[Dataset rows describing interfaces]
-=-=-
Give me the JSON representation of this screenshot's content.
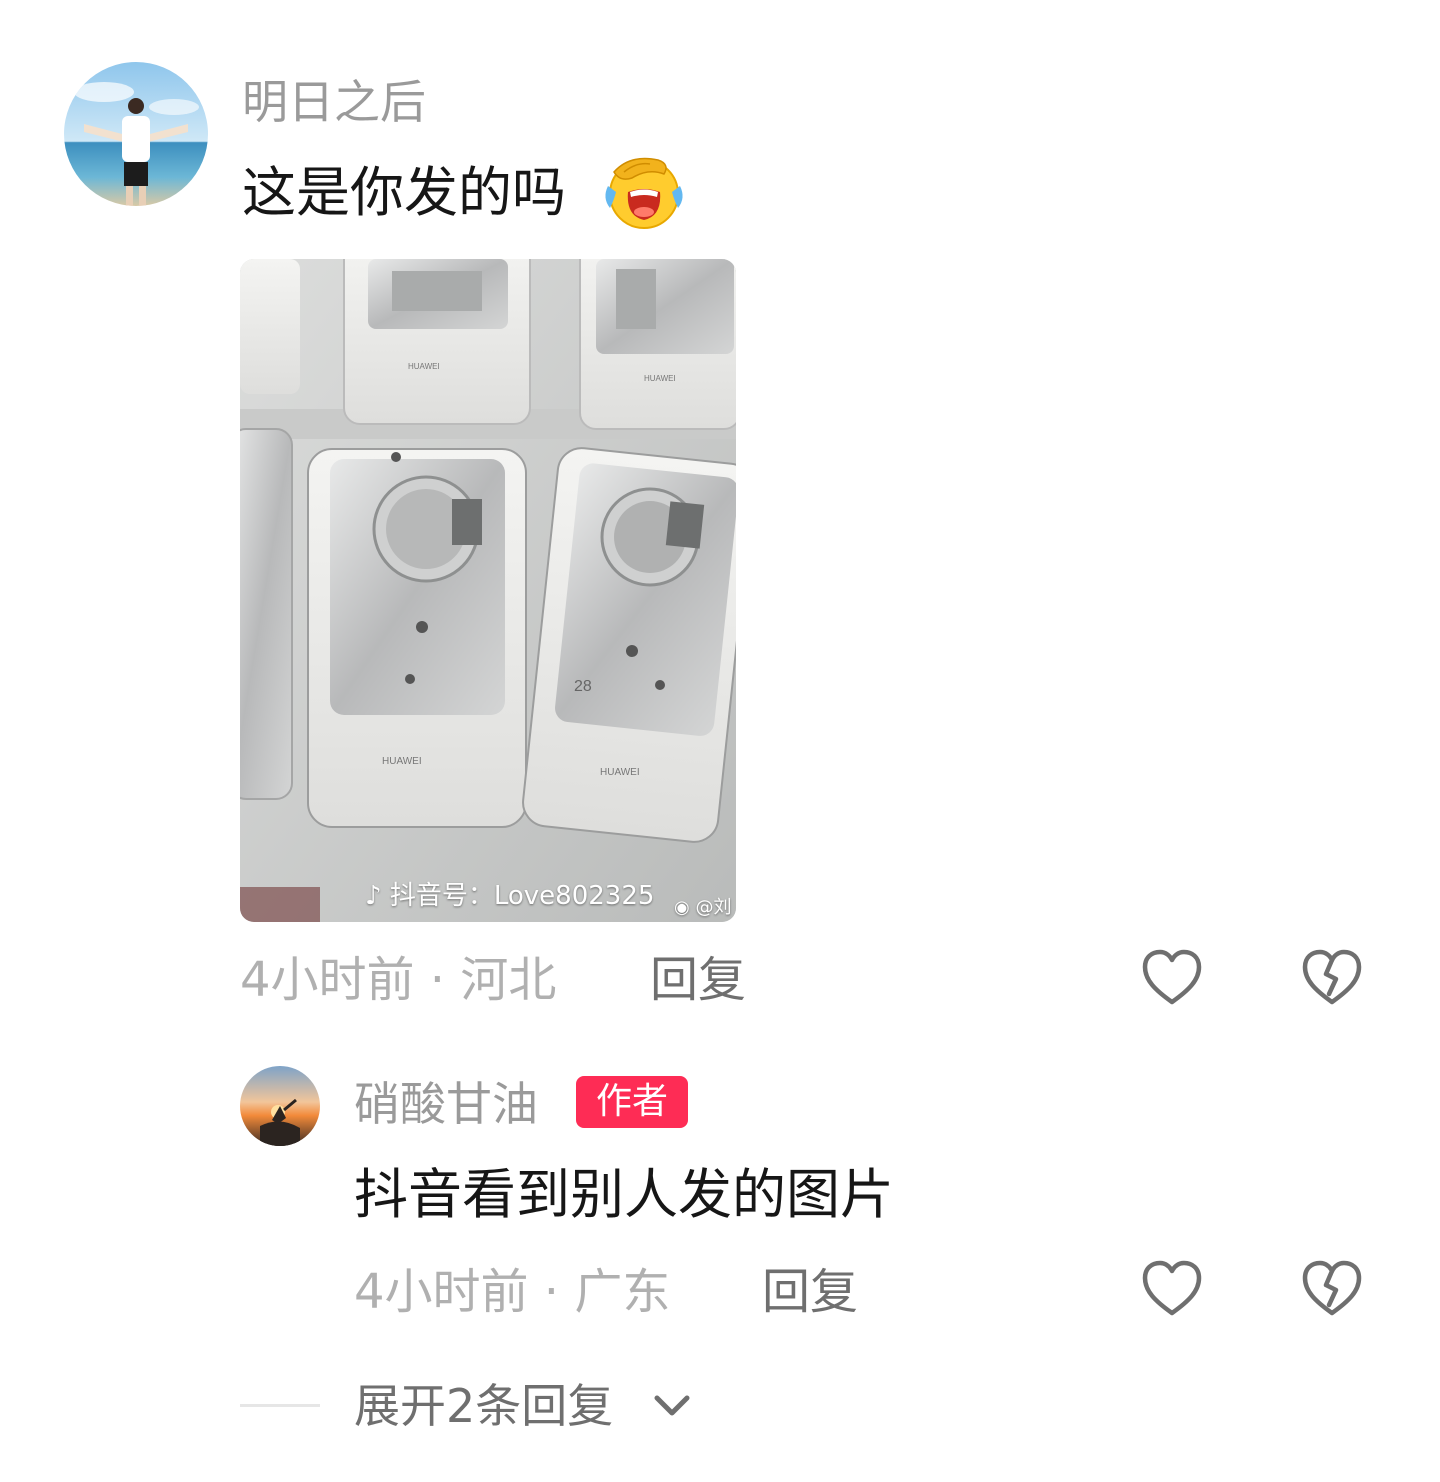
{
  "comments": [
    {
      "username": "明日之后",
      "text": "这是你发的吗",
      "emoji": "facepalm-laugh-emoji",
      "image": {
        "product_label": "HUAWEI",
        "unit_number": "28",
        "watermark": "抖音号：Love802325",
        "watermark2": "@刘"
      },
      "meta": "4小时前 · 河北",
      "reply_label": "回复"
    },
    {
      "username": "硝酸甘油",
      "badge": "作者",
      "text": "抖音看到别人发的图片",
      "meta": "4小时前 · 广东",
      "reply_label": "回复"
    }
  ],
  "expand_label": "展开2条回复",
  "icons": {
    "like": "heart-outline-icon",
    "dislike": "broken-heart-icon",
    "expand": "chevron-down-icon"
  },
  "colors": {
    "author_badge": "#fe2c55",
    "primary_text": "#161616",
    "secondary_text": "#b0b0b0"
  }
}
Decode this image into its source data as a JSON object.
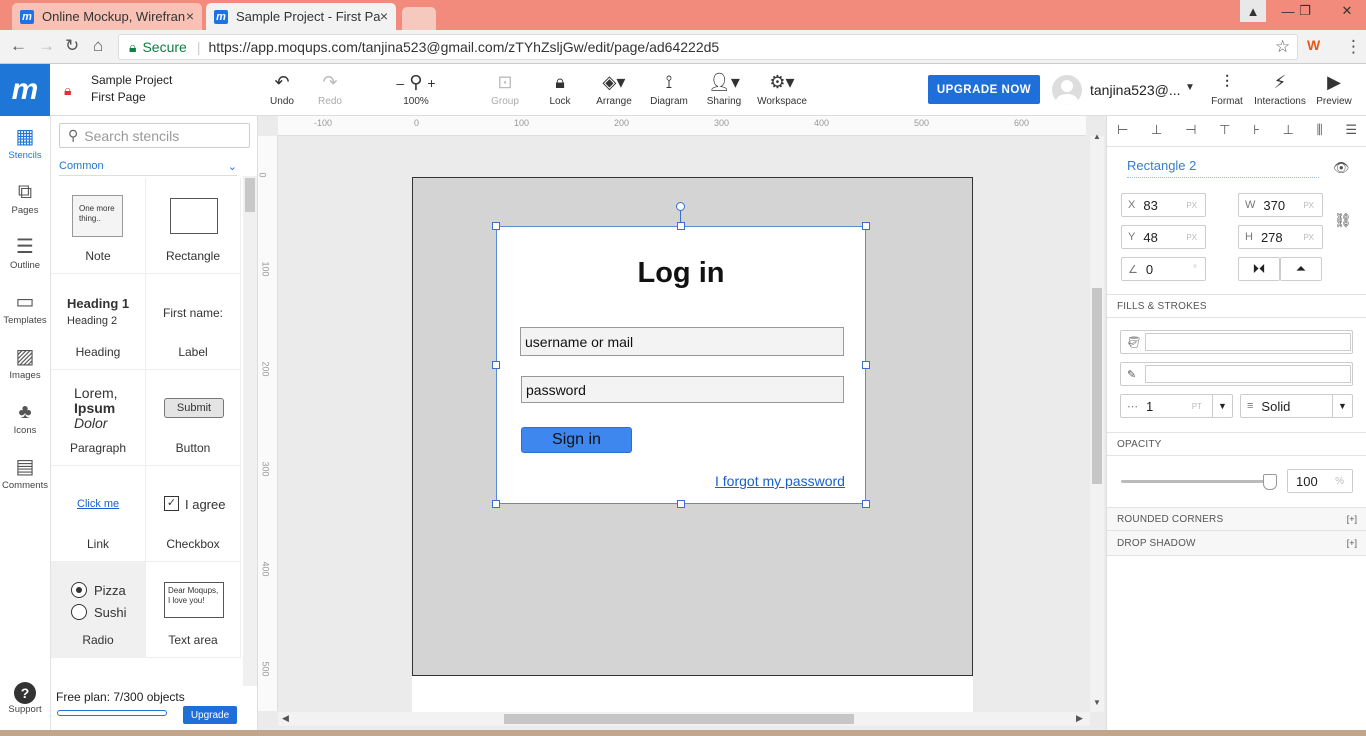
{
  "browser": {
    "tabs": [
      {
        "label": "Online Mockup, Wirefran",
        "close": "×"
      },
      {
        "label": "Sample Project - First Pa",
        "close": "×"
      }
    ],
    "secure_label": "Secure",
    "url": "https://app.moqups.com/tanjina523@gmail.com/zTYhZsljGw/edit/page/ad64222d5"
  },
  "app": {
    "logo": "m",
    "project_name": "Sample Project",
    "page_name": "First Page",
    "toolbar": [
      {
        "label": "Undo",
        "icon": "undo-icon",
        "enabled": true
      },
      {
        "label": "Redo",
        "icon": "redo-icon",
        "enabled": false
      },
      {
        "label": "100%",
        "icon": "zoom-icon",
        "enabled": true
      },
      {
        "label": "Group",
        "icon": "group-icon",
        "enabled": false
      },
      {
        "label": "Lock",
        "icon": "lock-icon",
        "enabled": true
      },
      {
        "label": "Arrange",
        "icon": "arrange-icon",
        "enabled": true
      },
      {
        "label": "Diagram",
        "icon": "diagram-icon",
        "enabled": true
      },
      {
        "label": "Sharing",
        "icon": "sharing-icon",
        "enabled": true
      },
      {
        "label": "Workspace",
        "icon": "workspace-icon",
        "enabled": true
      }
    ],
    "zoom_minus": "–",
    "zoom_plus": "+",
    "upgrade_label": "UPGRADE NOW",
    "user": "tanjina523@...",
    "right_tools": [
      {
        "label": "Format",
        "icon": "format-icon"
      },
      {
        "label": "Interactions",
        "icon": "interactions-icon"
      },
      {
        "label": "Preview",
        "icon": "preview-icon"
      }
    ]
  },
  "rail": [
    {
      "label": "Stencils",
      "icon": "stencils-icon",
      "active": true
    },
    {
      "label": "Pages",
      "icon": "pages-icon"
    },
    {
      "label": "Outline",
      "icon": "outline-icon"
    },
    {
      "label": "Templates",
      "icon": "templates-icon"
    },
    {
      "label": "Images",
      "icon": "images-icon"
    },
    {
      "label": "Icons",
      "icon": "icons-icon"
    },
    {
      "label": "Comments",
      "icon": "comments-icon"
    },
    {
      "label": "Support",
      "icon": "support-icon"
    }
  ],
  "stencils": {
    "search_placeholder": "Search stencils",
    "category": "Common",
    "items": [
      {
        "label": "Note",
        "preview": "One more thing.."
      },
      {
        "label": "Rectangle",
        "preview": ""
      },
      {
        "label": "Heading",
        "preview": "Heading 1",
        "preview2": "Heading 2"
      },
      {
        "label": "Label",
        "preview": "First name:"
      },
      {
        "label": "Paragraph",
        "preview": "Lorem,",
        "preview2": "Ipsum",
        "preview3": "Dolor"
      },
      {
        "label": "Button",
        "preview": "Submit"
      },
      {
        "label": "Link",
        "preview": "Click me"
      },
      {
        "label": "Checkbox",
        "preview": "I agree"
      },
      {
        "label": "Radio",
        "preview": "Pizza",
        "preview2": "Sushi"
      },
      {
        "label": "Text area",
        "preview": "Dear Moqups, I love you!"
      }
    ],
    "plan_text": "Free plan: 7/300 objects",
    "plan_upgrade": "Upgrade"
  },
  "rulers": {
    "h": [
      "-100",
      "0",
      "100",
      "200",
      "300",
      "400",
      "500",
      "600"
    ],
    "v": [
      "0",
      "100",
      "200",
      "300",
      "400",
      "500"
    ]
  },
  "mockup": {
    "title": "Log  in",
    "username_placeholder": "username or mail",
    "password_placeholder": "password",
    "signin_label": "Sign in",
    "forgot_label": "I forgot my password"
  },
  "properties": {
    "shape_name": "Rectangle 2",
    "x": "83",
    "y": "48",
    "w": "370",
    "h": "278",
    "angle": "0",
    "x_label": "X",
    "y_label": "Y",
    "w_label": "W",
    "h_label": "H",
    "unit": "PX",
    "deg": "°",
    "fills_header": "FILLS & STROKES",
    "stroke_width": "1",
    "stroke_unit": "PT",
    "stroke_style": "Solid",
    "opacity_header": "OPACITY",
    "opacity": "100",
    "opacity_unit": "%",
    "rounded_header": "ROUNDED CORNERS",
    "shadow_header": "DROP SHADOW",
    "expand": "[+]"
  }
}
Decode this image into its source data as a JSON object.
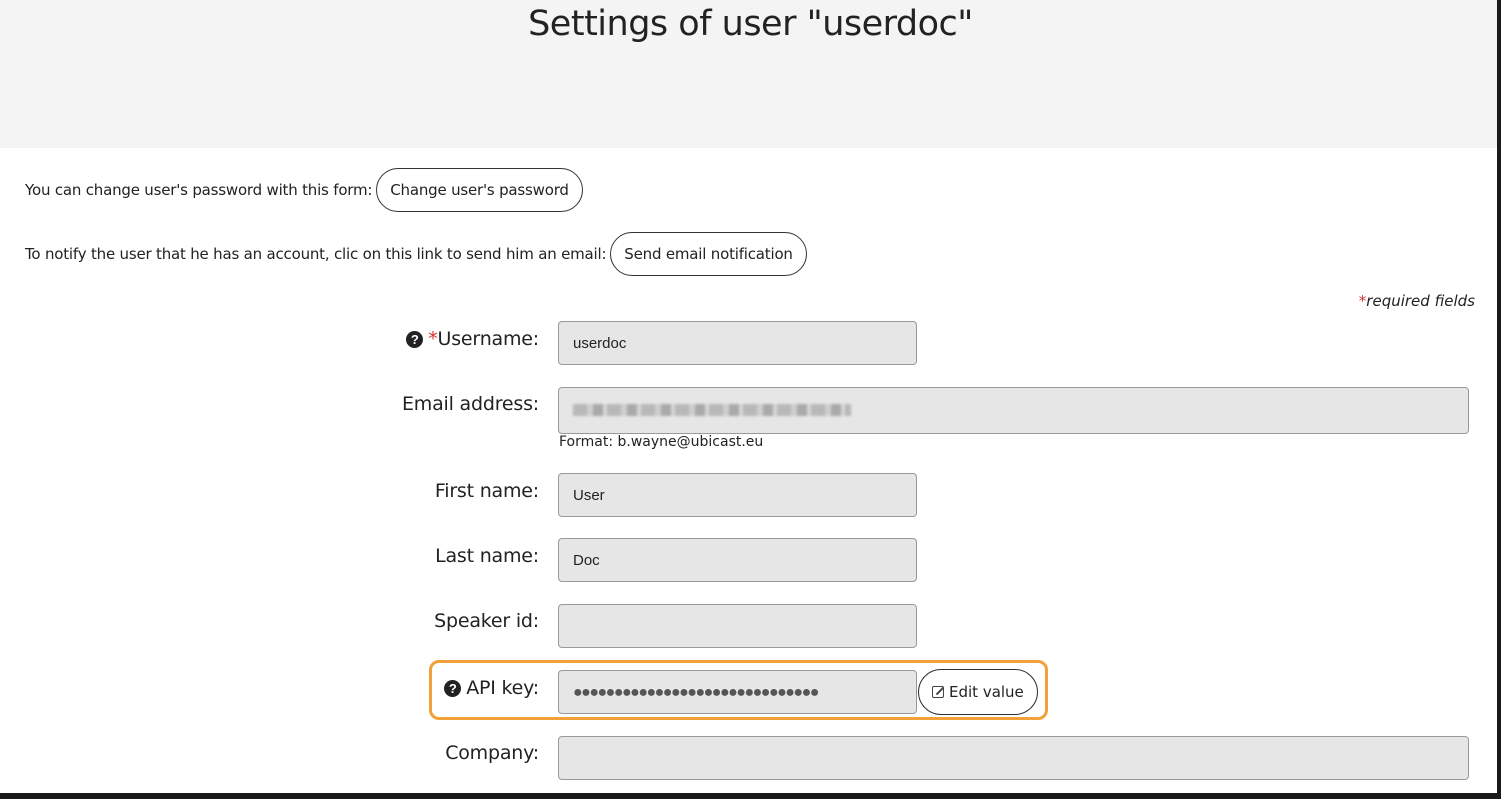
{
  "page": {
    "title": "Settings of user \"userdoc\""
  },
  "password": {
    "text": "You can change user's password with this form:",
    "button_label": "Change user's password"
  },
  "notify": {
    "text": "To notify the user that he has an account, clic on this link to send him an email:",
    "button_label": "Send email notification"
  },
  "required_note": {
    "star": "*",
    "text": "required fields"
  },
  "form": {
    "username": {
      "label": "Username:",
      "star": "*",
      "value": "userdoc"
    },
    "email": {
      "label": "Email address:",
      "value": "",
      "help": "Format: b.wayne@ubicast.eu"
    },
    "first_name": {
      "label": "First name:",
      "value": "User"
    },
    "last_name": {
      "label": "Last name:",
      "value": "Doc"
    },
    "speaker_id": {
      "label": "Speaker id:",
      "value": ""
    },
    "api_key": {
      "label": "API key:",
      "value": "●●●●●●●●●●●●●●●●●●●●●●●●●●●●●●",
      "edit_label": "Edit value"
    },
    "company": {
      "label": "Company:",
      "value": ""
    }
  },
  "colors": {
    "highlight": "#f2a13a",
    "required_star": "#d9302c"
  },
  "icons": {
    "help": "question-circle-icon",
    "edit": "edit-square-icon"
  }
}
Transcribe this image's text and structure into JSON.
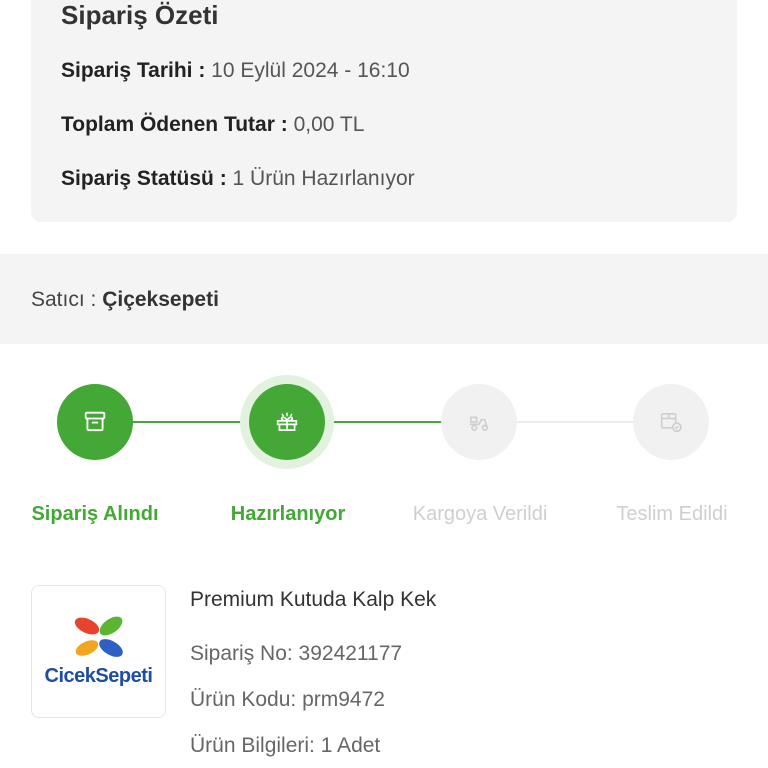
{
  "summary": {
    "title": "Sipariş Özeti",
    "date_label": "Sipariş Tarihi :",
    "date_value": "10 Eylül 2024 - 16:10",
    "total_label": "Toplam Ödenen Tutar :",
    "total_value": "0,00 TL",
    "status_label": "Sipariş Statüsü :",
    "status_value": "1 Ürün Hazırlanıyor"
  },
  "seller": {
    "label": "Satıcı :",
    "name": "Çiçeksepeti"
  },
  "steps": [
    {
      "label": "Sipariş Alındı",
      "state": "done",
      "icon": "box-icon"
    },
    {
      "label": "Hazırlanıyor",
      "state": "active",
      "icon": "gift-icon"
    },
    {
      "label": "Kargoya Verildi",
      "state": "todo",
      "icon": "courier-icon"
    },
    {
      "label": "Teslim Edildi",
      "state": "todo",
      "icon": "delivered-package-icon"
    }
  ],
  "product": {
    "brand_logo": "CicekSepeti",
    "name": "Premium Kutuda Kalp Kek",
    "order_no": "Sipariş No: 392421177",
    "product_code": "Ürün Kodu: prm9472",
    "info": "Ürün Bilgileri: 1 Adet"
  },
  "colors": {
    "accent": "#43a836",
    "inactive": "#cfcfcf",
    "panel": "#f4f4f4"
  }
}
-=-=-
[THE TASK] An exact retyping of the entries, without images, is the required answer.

[SOLUTION FOR THIS PROBLEM]
Give me the JSON representation of this screenshot's content.
{
  "comments": [
    {
      "username": "明日之后",
      "text": "这是你发的吗",
      "emoji": "facepalm-laugh-emoji",
      "image": {
        "product_label": "HUAWEI",
        "unit_number": "28",
        "watermark": "抖音号：Love802325",
        "watermark2": "@刘"
      },
      "meta": "4小时前 · 河北",
      "reply_label": "回复"
    },
    {
      "username": "硝酸甘油",
      "badge": "作者",
      "text": "抖音看到别人发的图片",
      "meta": "4小时前 · 广东",
      "reply_label": "回复"
    }
  ],
  "expand_label": "展开2条回复",
  "icons": {
    "like": "heart-outline-icon",
    "dislike": "broken-heart-icon",
    "expand": "chevron-down-icon"
  },
  "colors": {
    "author_badge": "#fe2c55",
    "primary_text": "#161616",
    "secondary_text": "#b0b0b0"
  }
}
Decode this image into its source data as a JSON object.
{
  "browser": {
    "tabs": [
      {
        "label": "Online Mockup, Wirefran",
        "close": "×"
      },
      {
        "label": "Sample Project - First Pa",
        "close": "×"
      }
    ],
    "secure_label": "Secure",
    "url": "https://app.moqups.com/tanjina523@gmail.com/zTYhZsljGw/edit/page/ad64222d5"
  },
  "app": {
    "logo": "m",
    "project_name": "Sample Project",
    "page_name": "First Page",
    "toolbar": [
      {
        "label": "Undo",
        "icon": "undo-icon",
        "enabled": true
      },
      {
        "label": "Redo",
        "icon": "redo-icon",
        "enabled": false
      },
      {
        "label": "100%",
        "icon": "zoom-icon",
        "enabled": true
      },
      {
        "label": "Group",
        "icon": "group-icon",
        "enabled": false
      },
      {
        "label": "Lock",
        "icon": "lock-icon",
        "enabled": true
      },
      {
        "label": "Arrange",
        "icon": "arrange-icon",
        "enabled": true
      },
      {
        "label": "Diagram",
        "icon": "diagram-icon",
        "enabled": true
      },
      {
        "label": "Sharing",
        "icon": "sharing-icon",
        "enabled": true
      },
      {
        "label": "Workspace",
        "icon": "workspace-icon",
        "enabled": true
      }
    ],
    "zoom_minus": "–",
    "zoom_plus": "+",
    "upgrade_label": "UPGRADE NOW",
    "user": "tanjina523@...",
    "right_tools": [
      {
        "label": "Format",
        "icon": "format-icon"
      },
      {
        "label": "Interactions",
        "icon": "interactions-icon"
      },
      {
        "label": "Preview",
        "icon": "preview-icon"
      }
    ]
  },
  "rail": [
    {
      "label": "Stencils",
      "icon": "stencils-icon",
      "active": true
    },
    {
      "label": "Pages",
      "icon": "pages-icon"
    },
    {
      "label": "Outline",
      "icon": "outline-icon"
    },
    {
      "label": "Templates",
      "icon": "templates-icon"
    },
    {
      "label": "Images",
      "icon": "images-icon"
    },
    {
      "label": "Icons",
      "icon": "icons-icon"
    },
    {
      "label": "Comments",
      "icon": "comments-icon"
    },
    {
      "label": "Support",
      "icon": "support-icon"
    }
  ],
  "stencils": {
    "search_placeholder": "Search stencils",
    "category": "Common",
    "items": [
      {
        "label": "Note",
        "preview": "One more thing.."
      },
      {
        "label": "Rectangle",
        "preview": ""
      },
      {
        "label": "Heading",
        "preview": "Heading 1",
        "preview2": "Heading 2"
      },
      {
        "label": "Label",
        "preview": "First name:"
      },
      {
        "label": "Paragraph",
        "preview": "Lorem,",
        "preview2": "Ipsum",
        "preview3": "Dolor"
      },
      {
        "label": "Button",
        "preview": "Submit"
      },
      {
        "label": "Link",
        "preview": "Click me"
      },
      {
        "label": "Checkbox",
        "preview": "I agree"
      },
      {
        "label": "Radio",
        "preview": "Pizza",
        "preview2": "Sushi"
      },
      {
        "label": "Text area",
        "preview": "Dear Moqups, I love you!"
      }
    ],
    "plan_text": "Free plan: 7/300 objects",
    "plan_upgrade": "Upgrade"
  },
  "rulers": {
    "h": [
      "-100",
      "0",
      "100",
      "200",
      "300",
      "400",
      "500",
      "600"
    ],
    "v": [
      "0",
      "100",
      "200",
      "300",
      "400",
      "500"
    ]
  },
  "mockup": {
    "title": "Log  in",
    "username_placeholder": "username or mail",
    "password_placeholder": "password",
    "signin_label": "Sign in",
    "forgot_label": "I forgot my password"
  },
  "properties": {
    "shape_name": "Rectangle 2",
    "x": "83",
    "y": "48",
    "w": "370",
    "h": "278",
    "angle": "0",
    "x_label": "X",
    "y_label": "Y",
    "w_label": "W",
    "h_label": "H",
    "unit": "PX",
    "deg": "°",
    "fills_header": "FILLS & STROKES",
    "stroke_width": "1",
    "stroke_unit": "PT",
    "stroke_style": "Solid",
    "opacity_header": "OPACITY",
    "opacity": "100",
    "opacity_unit": "%",
    "rounded_header": "ROUNDED CORNERS",
    "shadow_header": "DROP SHADOW",
    "expand": "[+]"
  }
}
Decode this image into its source data as a JSON object.
{
  "page": {
    "title": "Settings of user \"userdoc\""
  },
  "password": {
    "text": "You can change user's password with this form:",
    "button_label": "Change user's password"
  },
  "notify": {
    "text": "To notify the user that he has an account, clic on this link to send him an email:",
    "button_label": "Send email notification"
  },
  "required_note": {
    "star": "*",
    "text": "required fields"
  },
  "form": {
    "username": {
      "label": "Username:",
      "star": "*",
      "value": "userdoc"
    },
    "email": {
      "label": "Email address:",
      "value": "",
      "help": "Format: b.wayne@ubicast.eu"
    },
    "first_name": {
      "label": "First name:",
      "value": "User"
    },
    "last_name": {
      "label": "Last name:",
      "value": "Doc"
    },
    "speaker_id": {
      "label": "Speaker id:",
      "value": ""
    },
    "api_key": {
      "label": "API key:",
      "value": "●●●●●●●●●●●●●●●●●●●●●●●●●●●●●●",
      "edit_label": "Edit value"
    },
    "company": {
      "label": "Company:",
      "value": ""
    }
  },
  "colors": {
    "highlight": "#f2a13a",
    "required_star": "#d9302c"
  },
  "icons": {
    "help": "question-circle-icon",
    "edit": "edit-square-icon"
  }
}
Transcribe this image's text and structure into JSON.
{
  "summary": {
    "title": "Sipariş Özeti",
    "date_label": "Sipariş Tarihi :",
    "date_value": "10 Eylül 2024 - 16:10",
    "total_label": "Toplam Ödenen Tutar :",
    "total_value": "0,00 TL",
    "status_label": "Sipariş Statüsü :",
    "status_value": "1 Ürün Hazırlanıyor"
  },
  "seller": {
    "label": "Satıcı :",
    "name": "Çiçeksepeti"
  },
  "steps": [
    {
      "label": "Sipariş Alındı",
      "state": "done",
      "icon": "box-icon"
    },
    {
      "label": "Hazırlanıyor",
      "state": "active",
      "icon": "gift-icon"
    },
    {
      "label": "Kargoya Verildi",
      "state": "todo",
      "icon": "courier-icon"
    },
    {
      "label": "Teslim Edildi",
      "state": "todo",
      "icon": "delivered-package-icon"
    }
  ],
  "product": {
    "brand_logo": "CicekSepeti",
    "name": "Premium Kutuda Kalp Kek",
    "order_no": "Sipariş No: 392421177",
    "product_code": "Ürün Kodu: prm9472",
    "info": "Ürün Bilgileri: 1 Adet"
  },
  "colors": {
    "accent": "#43a836",
    "inactive": "#cfcfcf",
    "panel": "#f4f4f4"
  }
}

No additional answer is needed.